**ASSIGNED TASK**
Set down all of the data that follows, keeping every character.

*** STORED DATA Section Begins ***

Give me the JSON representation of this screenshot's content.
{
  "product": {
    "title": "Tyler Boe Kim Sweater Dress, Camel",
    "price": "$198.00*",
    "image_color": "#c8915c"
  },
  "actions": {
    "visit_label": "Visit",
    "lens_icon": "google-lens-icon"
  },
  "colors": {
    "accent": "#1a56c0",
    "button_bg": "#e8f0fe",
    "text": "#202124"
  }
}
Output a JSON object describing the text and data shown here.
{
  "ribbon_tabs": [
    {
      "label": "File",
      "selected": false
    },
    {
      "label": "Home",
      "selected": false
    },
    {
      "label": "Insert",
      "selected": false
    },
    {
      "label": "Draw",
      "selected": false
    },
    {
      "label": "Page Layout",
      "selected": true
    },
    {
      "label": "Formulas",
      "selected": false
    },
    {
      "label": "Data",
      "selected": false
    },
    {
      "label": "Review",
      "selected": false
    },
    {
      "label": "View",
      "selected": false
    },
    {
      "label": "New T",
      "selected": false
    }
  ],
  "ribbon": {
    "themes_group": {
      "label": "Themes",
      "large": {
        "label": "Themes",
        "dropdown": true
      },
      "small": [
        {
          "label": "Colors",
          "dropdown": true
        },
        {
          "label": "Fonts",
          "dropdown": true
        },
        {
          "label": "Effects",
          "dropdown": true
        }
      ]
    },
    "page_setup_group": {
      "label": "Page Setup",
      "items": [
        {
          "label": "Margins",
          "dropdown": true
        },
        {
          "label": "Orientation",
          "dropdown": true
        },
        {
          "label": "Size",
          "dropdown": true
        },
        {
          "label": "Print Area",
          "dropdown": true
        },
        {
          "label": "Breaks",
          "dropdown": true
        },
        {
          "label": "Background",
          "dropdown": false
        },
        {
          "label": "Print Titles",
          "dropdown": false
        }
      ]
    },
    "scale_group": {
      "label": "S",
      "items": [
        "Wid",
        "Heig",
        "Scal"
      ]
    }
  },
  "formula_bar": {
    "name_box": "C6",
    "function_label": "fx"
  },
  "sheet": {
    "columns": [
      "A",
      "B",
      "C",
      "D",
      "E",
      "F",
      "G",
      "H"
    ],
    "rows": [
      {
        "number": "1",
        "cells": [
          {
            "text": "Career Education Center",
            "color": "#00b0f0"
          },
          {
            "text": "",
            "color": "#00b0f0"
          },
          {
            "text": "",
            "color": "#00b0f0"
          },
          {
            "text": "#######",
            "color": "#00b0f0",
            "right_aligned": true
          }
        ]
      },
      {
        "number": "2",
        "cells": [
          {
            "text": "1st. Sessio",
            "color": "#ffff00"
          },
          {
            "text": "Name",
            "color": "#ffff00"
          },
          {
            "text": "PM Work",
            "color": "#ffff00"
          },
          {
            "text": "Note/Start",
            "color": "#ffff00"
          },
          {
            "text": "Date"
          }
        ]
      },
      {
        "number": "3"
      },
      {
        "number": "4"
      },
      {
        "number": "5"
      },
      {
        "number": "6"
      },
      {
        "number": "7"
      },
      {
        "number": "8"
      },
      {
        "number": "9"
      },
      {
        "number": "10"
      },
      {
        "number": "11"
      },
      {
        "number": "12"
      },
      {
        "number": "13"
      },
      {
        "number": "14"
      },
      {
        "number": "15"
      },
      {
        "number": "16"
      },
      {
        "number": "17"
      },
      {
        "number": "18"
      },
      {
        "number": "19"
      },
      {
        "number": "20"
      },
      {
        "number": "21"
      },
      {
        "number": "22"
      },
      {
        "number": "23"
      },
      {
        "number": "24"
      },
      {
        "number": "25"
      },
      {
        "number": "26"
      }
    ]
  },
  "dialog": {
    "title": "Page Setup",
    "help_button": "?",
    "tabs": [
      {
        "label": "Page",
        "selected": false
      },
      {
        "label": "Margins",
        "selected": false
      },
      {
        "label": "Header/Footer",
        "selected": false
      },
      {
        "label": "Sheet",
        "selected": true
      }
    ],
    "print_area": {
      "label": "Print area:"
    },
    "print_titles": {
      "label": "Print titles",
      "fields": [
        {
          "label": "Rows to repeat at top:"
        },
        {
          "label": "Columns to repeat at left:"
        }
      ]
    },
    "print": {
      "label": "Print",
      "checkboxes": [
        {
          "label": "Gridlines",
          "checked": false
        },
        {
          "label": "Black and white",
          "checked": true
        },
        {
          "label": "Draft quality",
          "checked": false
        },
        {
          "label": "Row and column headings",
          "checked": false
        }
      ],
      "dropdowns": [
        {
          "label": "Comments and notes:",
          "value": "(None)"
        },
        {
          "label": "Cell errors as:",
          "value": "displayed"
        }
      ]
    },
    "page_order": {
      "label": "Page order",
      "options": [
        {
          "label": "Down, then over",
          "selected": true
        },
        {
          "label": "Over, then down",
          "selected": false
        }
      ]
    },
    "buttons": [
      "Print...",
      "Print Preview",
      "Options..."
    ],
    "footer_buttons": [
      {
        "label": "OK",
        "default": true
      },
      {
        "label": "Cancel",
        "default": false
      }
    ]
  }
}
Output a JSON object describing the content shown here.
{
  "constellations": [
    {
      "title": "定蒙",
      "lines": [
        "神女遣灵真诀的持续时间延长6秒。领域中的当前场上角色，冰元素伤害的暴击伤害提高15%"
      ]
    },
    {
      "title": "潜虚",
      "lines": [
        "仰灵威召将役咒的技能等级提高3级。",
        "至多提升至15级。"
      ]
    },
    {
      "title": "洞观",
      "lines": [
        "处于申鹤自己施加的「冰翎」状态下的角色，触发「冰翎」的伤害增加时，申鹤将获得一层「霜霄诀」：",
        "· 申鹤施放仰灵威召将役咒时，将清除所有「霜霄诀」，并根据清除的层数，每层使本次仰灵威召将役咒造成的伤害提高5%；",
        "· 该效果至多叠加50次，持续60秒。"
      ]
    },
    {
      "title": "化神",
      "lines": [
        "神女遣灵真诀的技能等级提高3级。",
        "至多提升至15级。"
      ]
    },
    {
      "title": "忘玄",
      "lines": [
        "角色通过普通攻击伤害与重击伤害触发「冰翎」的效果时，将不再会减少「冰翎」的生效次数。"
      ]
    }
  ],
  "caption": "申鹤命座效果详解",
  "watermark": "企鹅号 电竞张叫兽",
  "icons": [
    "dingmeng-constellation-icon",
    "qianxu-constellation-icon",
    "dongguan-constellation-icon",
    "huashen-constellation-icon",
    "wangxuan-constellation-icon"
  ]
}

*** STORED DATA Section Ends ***

**SOLVED PROBLEM**
Give me the JSON representation of this screenshot's content.
{
  "product": {
    "title": "Tyler Boe Kim Sweater Dress, Camel",
    "price": "$198.00*",
    "image_color": "#c8915c"
  },
  "actions": {
    "visit_label": "Visit",
    "lens_icon": "google-lens-icon"
  },
  "colors": {
    "accent": "#1a56c0",
    "button_bg": "#e8f0fe",
    "text": "#202124"
  }
}
Output a JSON object describing the text and data shown here.
{
  "ribbon_tabs": [
    {
      "label": "File",
      "selected": false
    },
    {
      "label": "Home",
      "selected": false
    },
    {
      "label": "Insert",
      "selected": false
    },
    {
      "label": "Draw",
      "selected": false
    },
    {
      "label": "Page Layout",
      "selected": true
    },
    {
      "label": "Formulas",
      "selected": false
    },
    {
      "label": "Data",
      "selected": false
    },
    {
      "label": "Review",
      "selected": false
    },
    {
      "label": "View",
      "selected": false
    },
    {
      "label": "New T",
      "selected": false
    }
  ],
  "ribbon": {
    "themes_group": {
      "label": "Themes",
      "large": {
        "label": "Themes",
        "dropdown": true
      },
      "small": [
        {
          "label": "Colors",
          "dropdown": true
        },
        {
          "label": "Fonts",
          "dropdown": true
        },
        {
          "label": "Effects",
          "dropdown": true
        }
      ]
    },
    "page_setup_group": {
      "label": "Page Setup",
      "items": [
        {
          "label": "Margins",
          "dropdown": true
        },
        {
          "label": "Orientation",
          "dropdown": true
        },
        {
          "label": "Size",
          "dropdown": true
        },
        {
          "label": "Print Area",
          "dropdown": true
        },
        {
          "label": "Breaks",
          "dropdown": true
        },
        {
          "label": "Background",
          "dropdown": false
        },
        {
          "label": "Print Titles",
          "dropdown": false
        }
      ]
    },
    "scale_group": {
      "label": "S",
      "items": [
        "Wid",
        "Heig",
        "Scal"
      ]
    }
  },
  "formula_bar": {
    "name_box": "C6",
    "function_label": "fx"
  },
  "sheet": {
    "columns": [
      "A",
      "B",
      "C",
      "D",
      "E",
      "F",
      "G",
      "H"
    ],
    "rows": [
      {
        "number": "1",
        "cells": [
          {
            "text": "Career Education Center",
            "color": "#00b0f0"
          },
          {
            "text": "",
            "color": "#00b0f0"
          },
          {
            "text": "",
            "color": "#00b0f0"
          },
          {
            "text": "#######",
            "color": "#00b0f0",
            "right_aligned": true
          }
        ]
      },
      {
        "number": "2",
        "cells": [
          {
            "text": "1st. Sessio",
            "color": "#ffff00"
          },
          {
            "text": "Name",
            "color": "#ffff00"
          },
          {
            "text": "PM Work",
            "color": "#ffff00"
          },
          {
            "text": "Note/Start",
            "color": "#ffff00"
          },
          {
            "text": "Date"
          }
        ]
      },
      {
        "number": "3"
      },
      {
        "number": "4"
      },
      {
        "number": "5"
      },
      {
        "number": "6"
      },
      {
        "number": "7"
      },
      {
        "number": "8"
      },
      {
        "number": "9"
      },
      {
        "number": "10"
      },
      {
        "number": "11"
      },
      {
        "number": "12"
      },
      {
        "number": "13"
      },
      {
        "number": "14"
      },
      {
        "number": "15"
      },
      {
        "number": "16"
      },
      {
        "number": "17"
      },
      {
        "number": "18"
      },
      {
        "number": "19"
      },
      {
        "number": "20"
      },
      {
        "number": "21"
      },
      {
        "number": "22"
      },
      {
        "number": "23"
      },
      {
        "number": "24"
      },
      {
        "number": "25"
      },
      {
        "number": "26"
      }
    ]
  },
  "dialog": {
    "title": "Page Setup",
    "help_button": "?",
    "tabs": [
      {
        "label": "Page",
        "selected": false
      },
      {
        "label": "Margins",
        "selected": false
      },
      {
        "label": "Header/Footer",
        "selected": false
      },
      {
        "label": "Sheet",
        "selected": true
      }
    ],
    "print_area": {
      "label": "Print area:"
    },
    "print_titles": {
      "label": "Print titles",
      "fields": [
        {
          "label": "Rows to repeat at top:"
        },
        {
          "label": "Columns to repeat at left:"
        }
      ]
    },
    "print": {
      "label": "Print",
      "checkboxes": [
        {
          "label": "Gridlines",
          "checked": false
        },
        {
          "label": "Black and white",
          "checked": true
        },
        {
          "label": "Draft quality",
          "checked": false
        },
        {
          "label": "Row and column headings",
          "checked": false
        }
      ],
      "dropdowns": [
        {
          "label": "Comments and notes:",
          "value": "(None)"
        },
        {
          "label": "Cell errors as:",
          "value": "displayed"
        }
      ]
    },
    "page_order": {
      "label": "Page order",
      "options": [
        {
          "label": "Down, then over",
          "selected": true
        },
        {
          "label": "Over, then down",
          "selected": false
        }
      ]
    },
    "buttons": [
      "Print...",
      "Print Preview",
      "Options..."
    ],
    "footer_buttons": [
      {
        "label": "OK",
        "default": true
      },
      {
        "label": "Cancel",
        "default": false
      }
    ]
  }
}
Output a JSON object describing the content shown here.
{
  "constellations": [
    {
      "title": "定蒙",
      "lines": [
        "神女遣灵真诀的持续时间延长6秒。领域中的当前场上角色，冰元素伤害的暴击伤害提高15%"
      ]
    },
    {
      "title": "潜虚",
      "lines": [
        "仰灵威召将役咒的技能等级提高3级。",
        "至多提升至15级。"
      ]
    },
    {
      "title": "洞观",
      "lines": [
        "处于申鹤自己施加的「冰翎」状态下的角色，触发「冰翎」的伤害增加时，申鹤将获得一层「霜霄诀」：",
        "· 申鹤施放仰灵威召将役咒时，将清除所有「霜霄诀」，并根据清除的层数，每层使本次仰灵威召将役咒造成的伤害提高5%；",
        "· 该效果至多叠加50次，持续60秒。"
      ]
    },
    {
      "title": "化神",
      "lines": [
        "神女遣灵真诀的技能等级提高3级。",
        "至多提升至15级。"
      ]
    },
    {
      "title": "忘玄",
      "lines": [
        "角色通过普通攻击伤害与重击伤害触发「冰翎」的效果时，将不再会减少「冰翎」的生效次数。"
      ]
    }
  ],
  "caption": "申鹤命座效果详解",
  "watermark": "企鹅号 电竞张叫兽",
  "icons": [
    "dingmeng-constellation-icon",
    "qianxu-constellation-icon",
    "dongguan-constellation-icon",
    "huashen-constellation-icon",
    "wangxuan-constellation-icon"
  ]
}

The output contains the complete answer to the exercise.